By Sheryl Luna
University of Notre Dame Press
72 pp. (hardcover and paperback)
REVIEWED BY DANIEL OLIVAS
In one of the last poems of Pity the Drowned Horses, Sheryl Luna’s richly textured debut collection, the narrator in “Las Alas” asks: “Can one return to a desolate / past, before one knew one was poor, / before the luxurious perfume?” This desperate query - which is never answered - is the fantasma that haunts every line of this book. Various identities grapple with each other seeking superiority and control: poor vs. middle class, Spanish vs. English, borderland vs. big city, atheist vs. believer, brown vs. white. In “Bullfight,” this battle is a bewildering “river / that divides me, crosses me daily like the forgotten / history of my grandmother.” The narrator has lost much of her ability to speak Spanish and “[e]ven the people I longed for, / la raza, forgot my face.” Yet she knows that her mother, who is half Jewish, suffers this same rupture of identity: “Her own lost / heritage buried in a cemetery plot.”
But in “Learning to Speak,” she admits that something must be done despite likely cultural humiliation: “I spoke / Spanish broken, tongue-heavy. I was once too proud / to speak Spanish in the barrio…. Quiero / aprender español, I whisper.” And her would-be teacher responds without words: “He smiles.” The risk is taken, and a reward received.
In the four-part poem “Woman as a River Between Borders,” we travel with the narrator from the Chihuahua Desert to the Rio Grande to the Potomac to the Vlata.
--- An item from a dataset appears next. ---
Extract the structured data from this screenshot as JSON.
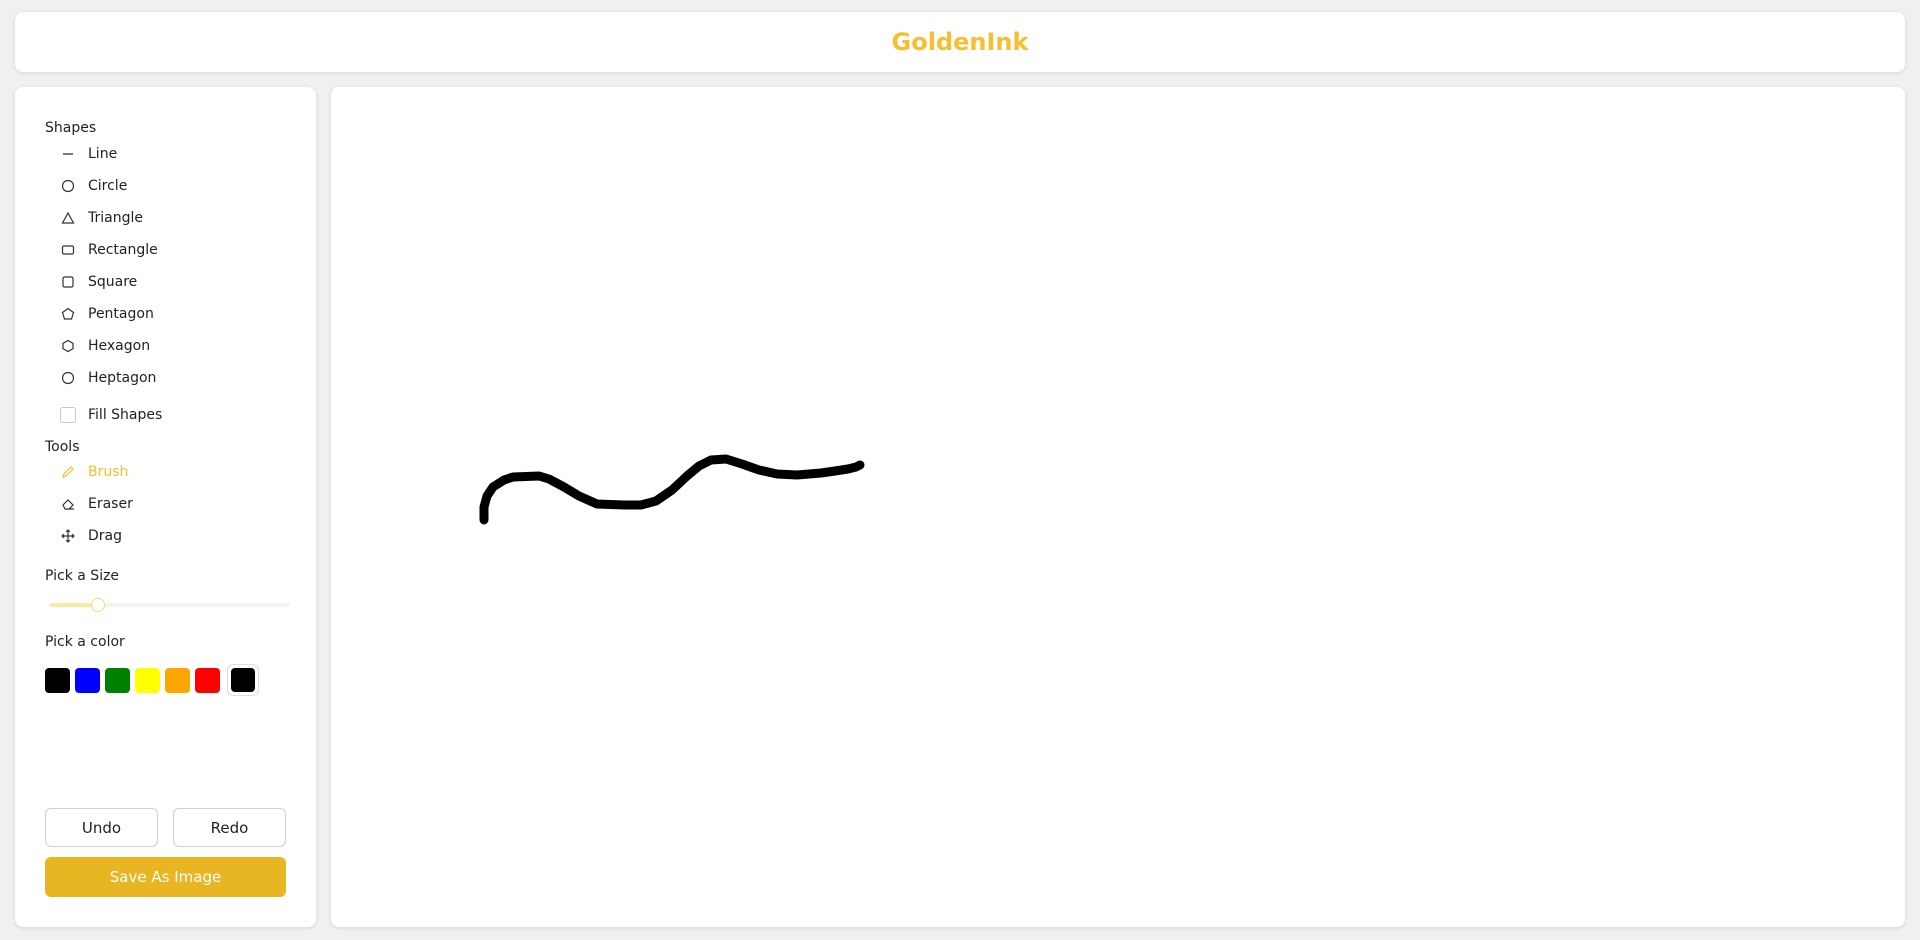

Here is one world: “I rose early to wash the desert grime, watch / the unearthly flight of doves, the way pigeons / were poisoned incorrectly or how an elephant / was beaten with a stick.” And another world: “Years later I loved a blank-faced man in tweed / who drank espresso and ate bagels in a deli outside / Washington, D.C.” Here, far from home, she “lost the desert dance of blood, half-forgot / the closed copper mine, the way the border’s earth / is lead-filled and sullen.” Though this new world offers creature comforts, there is fear and remorse at losing her original, perhaps truer identity.
“It is one of those nights when you fall back into childhood,” begins the title poem, “like the breeze gentle against your half-quiet ears.” But going back to that past world brings tentative memories which shift and fade and reconfigure: “Were they imagined?” The younger self waits for the “cracked hose / to water the dying tree,” and finally “water gushes and the tree’s roots drink / the last waters, the first waters, holy waters brought down from the sky, / and you still may think of Moses and the mist like you did when you / were twelve, and may still imagine god’s waters crashing down / on the heads of your enemies yet pity the drowned horses.” Thus, one “may” be able to connect with one’s past beliefs and concerns but it is nonetheless an uncertain endeavor.
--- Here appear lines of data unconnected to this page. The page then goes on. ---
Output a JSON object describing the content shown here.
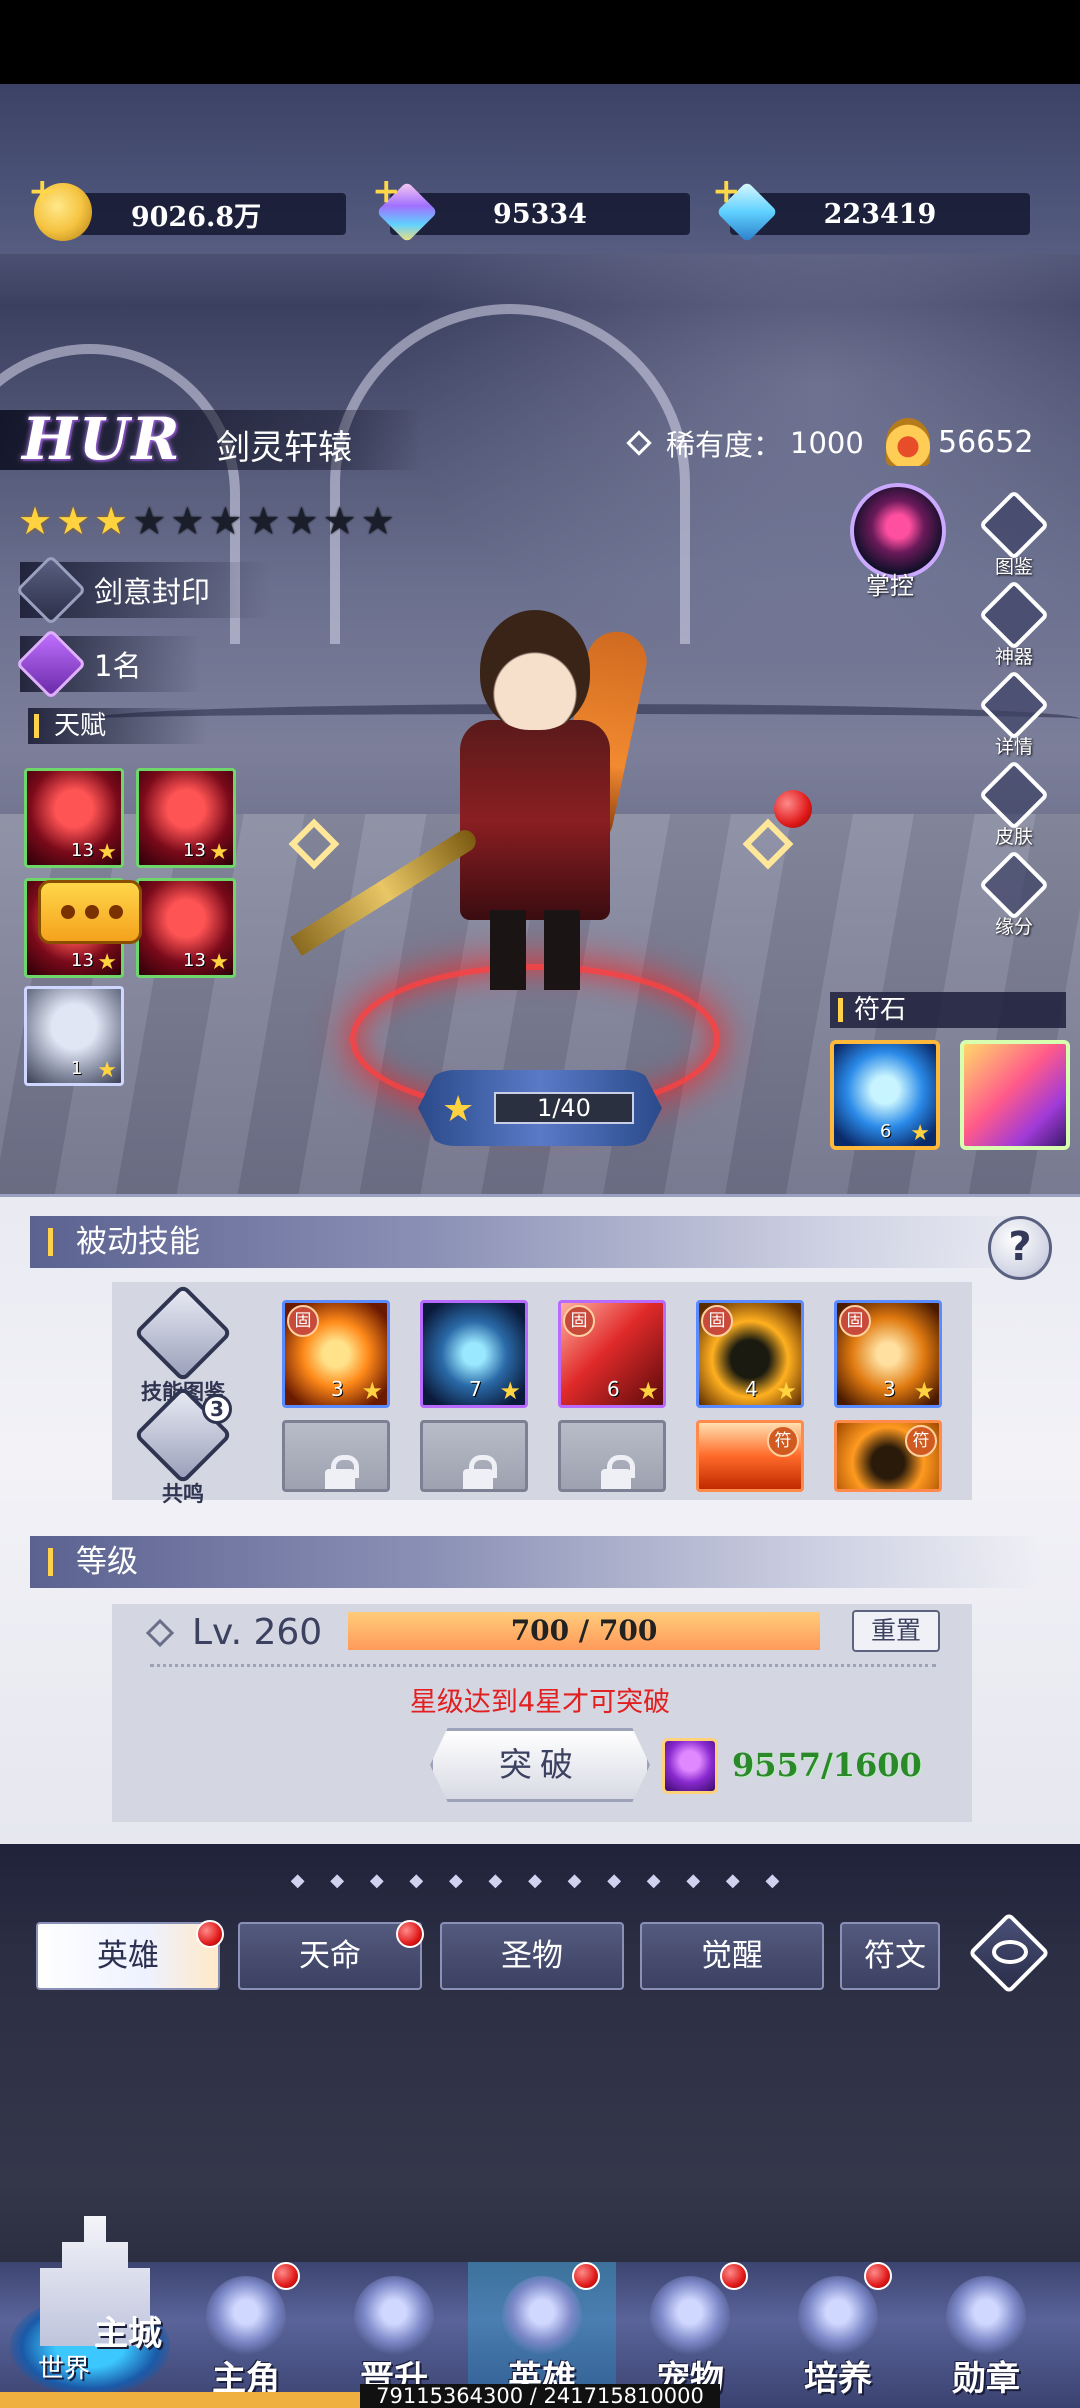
{
  "currencies": [
    {
      "id": "gold",
      "value": "9026.8万",
      "color": "#f5c441"
    },
    {
      "id": "crystal",
      "value": "95334",
      "color": "#c8a0ff"
    },
    {
      "id": "diamond",
      "value": "223419",
      "color": "#5fd0ff"
    }
  ],
  "hero": {
    "grade": "HUR",
    "name": "剑灵轩辕",
    "rarity_label": "稀有度：",
    "rarity_value": "1000",
    "power": "56652",
    "stars_total": 10,
    "stars_filled": 3,
    "faction": "剑意封印",
    "rank": "1名",
    "talent_label": "天赋",
    "control_label": "掌控"
  },
  "talents": [
    {
      "level": "13",
      "color": "red"
    },
    {
      "level": "13",
      "color": "red"
    },
    {
      "level": "13",
      "color": "red"
    },
    {
      "level": "13",
      "color": "red"
    },
    {
      "level": "1",
      "color": "white"
    }
  ],
  "side_buttons": [
    {
      "label": "图鉴",
      "icon": "book-icon"
    },
    {
      "label": "神器",
      "icon": "artifact-icon"
    },
    {
      "label": "详情",
      "icon": "detail-icon"
    },
    {
      "label": "皮肤",
      "icon": "skin-icon"
    },
    {
      "label": "缘分",
      "icon": "heart-icon"
    }
  ],
  "runes": {
    "label": "符石",
    "items": [
      {
        "level": "6"
      },
      {
        "level": ""
      }
    ]
  },
  "awaken": {
    "progress": "1/40"
  },
  "passive": {
    "title": "被动技能",
    "help": "?",
    "codex_label": "技能图鉴",
    "resonance_label": "共鸣",
    "resonance_count": "3",
    "fixed_tag": "固",
    "rune_tag": "符",
    "skills_row1": [
      {
        "level": "3",
        "tagged": true
      },
      {
        "level": "7",
        "tagged": false
      },
      {
        "level": "6",
        "tagged": true
      },
      {
        "level": "4",
        "tagged": true
      },
      {
        "level": "3",
        "tagged": true
      }
    ]
  },
  "level": {
    "title": "等级",
    "label": "Lv. 260",
    "exp": "700 / 700",
    "exp_fraction": 1.0,
    "reset_label": "重置",
    "star_message": "星级达到4星才可突破",
    "break_label": "突破",
    "material_count": "9557/1600"
  },
  "tabs": [
    {
      "label": "英雄",
      "active": true,
      "badge": true
    },
    {
      "label": "天命",
      "active": false,
      "badge": true
    },
    {
      "label": "圣物",
      "active": false,
      "badge": false
    },
    {
      "label": "觉醒",
      "active": false,
      "badge": false
    },
    {
      "label": "符文",
      "active": false,
      "badge": false
    }
  ],
  "nav": {
    "castle_label": "主城",
    "world_label": "世界",
    "items": [
      {
        "label": "主角",
        "badge": true,
        "active": false
      },
      {
        "label": "晋升",
        "badge": false,
        "active": false
      },
      {
        "label": "英雄",
        "badge": true,
        "active": true
      },
      {
        "label": "宠物",
        "badge": true,
        "active": false
      },
      {
        "label": "培养",
        "badge": true,
        "active": false
      },
      {
        "label": "勋章",
        "badge": false,
        "active": false
      }
    ]
  },
  "footer_exp": "79115364300 / 241715810000"
}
Luna’s poems have graced the pages of some of the most prestigious literary journals published today: Prairie Schooner, The Georgia Review, Puerto del Sol, Kalliope, and many others. A native of El Paso who now teaches in Denver, she was a finalist for the National Poetry Series book awards and the Perugia Press Intro Award for women poets. With this collection, Luna won the first Andrés Montoya Poetry Prize sponsored by the Institute for Latino Studies at the University of Notre Dame; she has set the bar high, indeed, for future prize candidates.
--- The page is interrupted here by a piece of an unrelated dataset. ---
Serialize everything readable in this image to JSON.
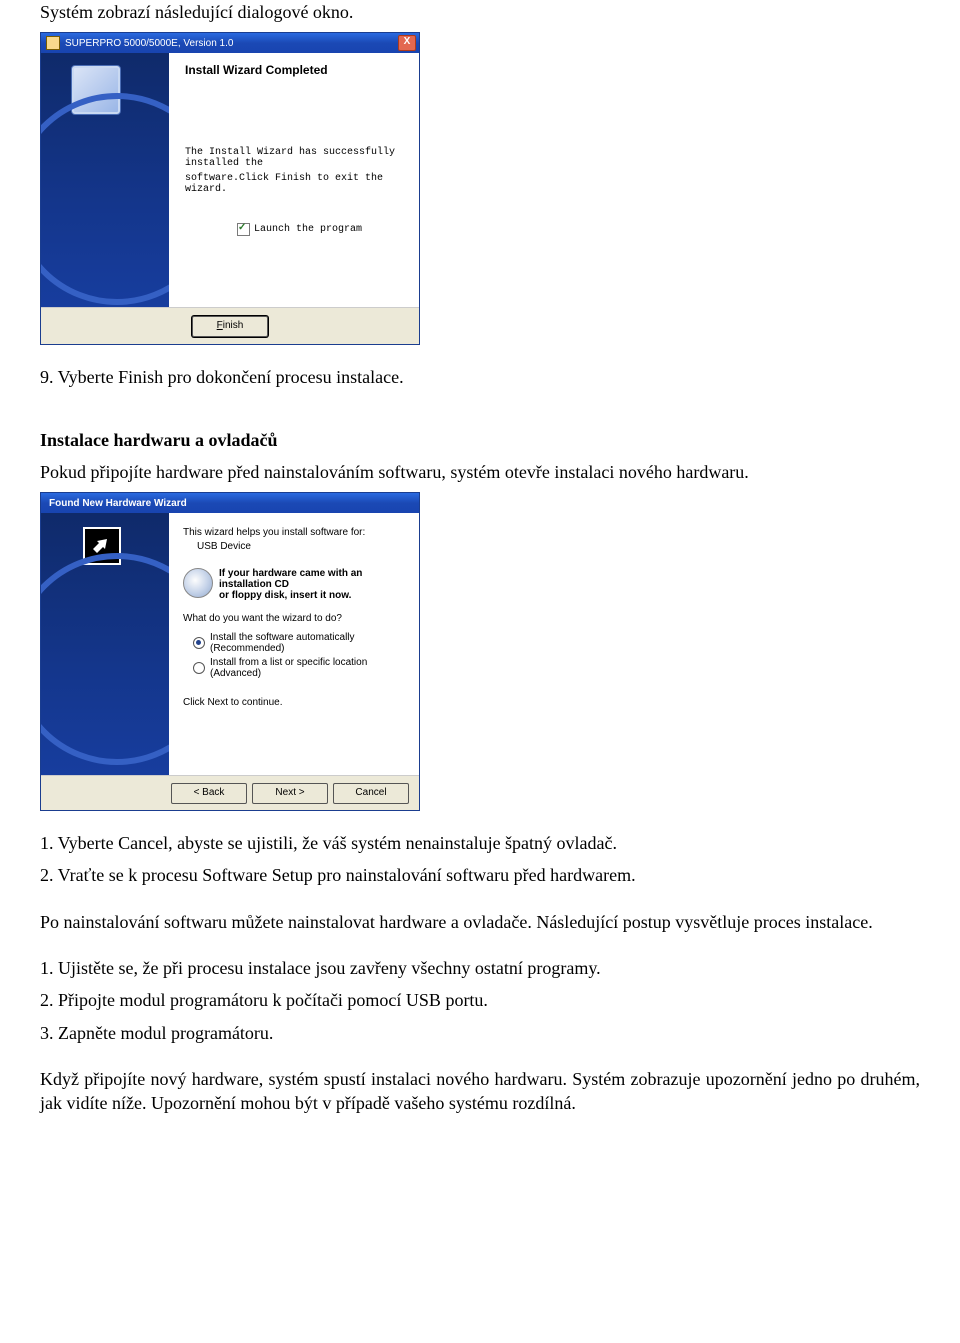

Daniel Olivas is a writer living in Los Angeles. His most recent book for adults is Devil Talk: Stories (Bilingual Press). This review first appeared in LatinoLA.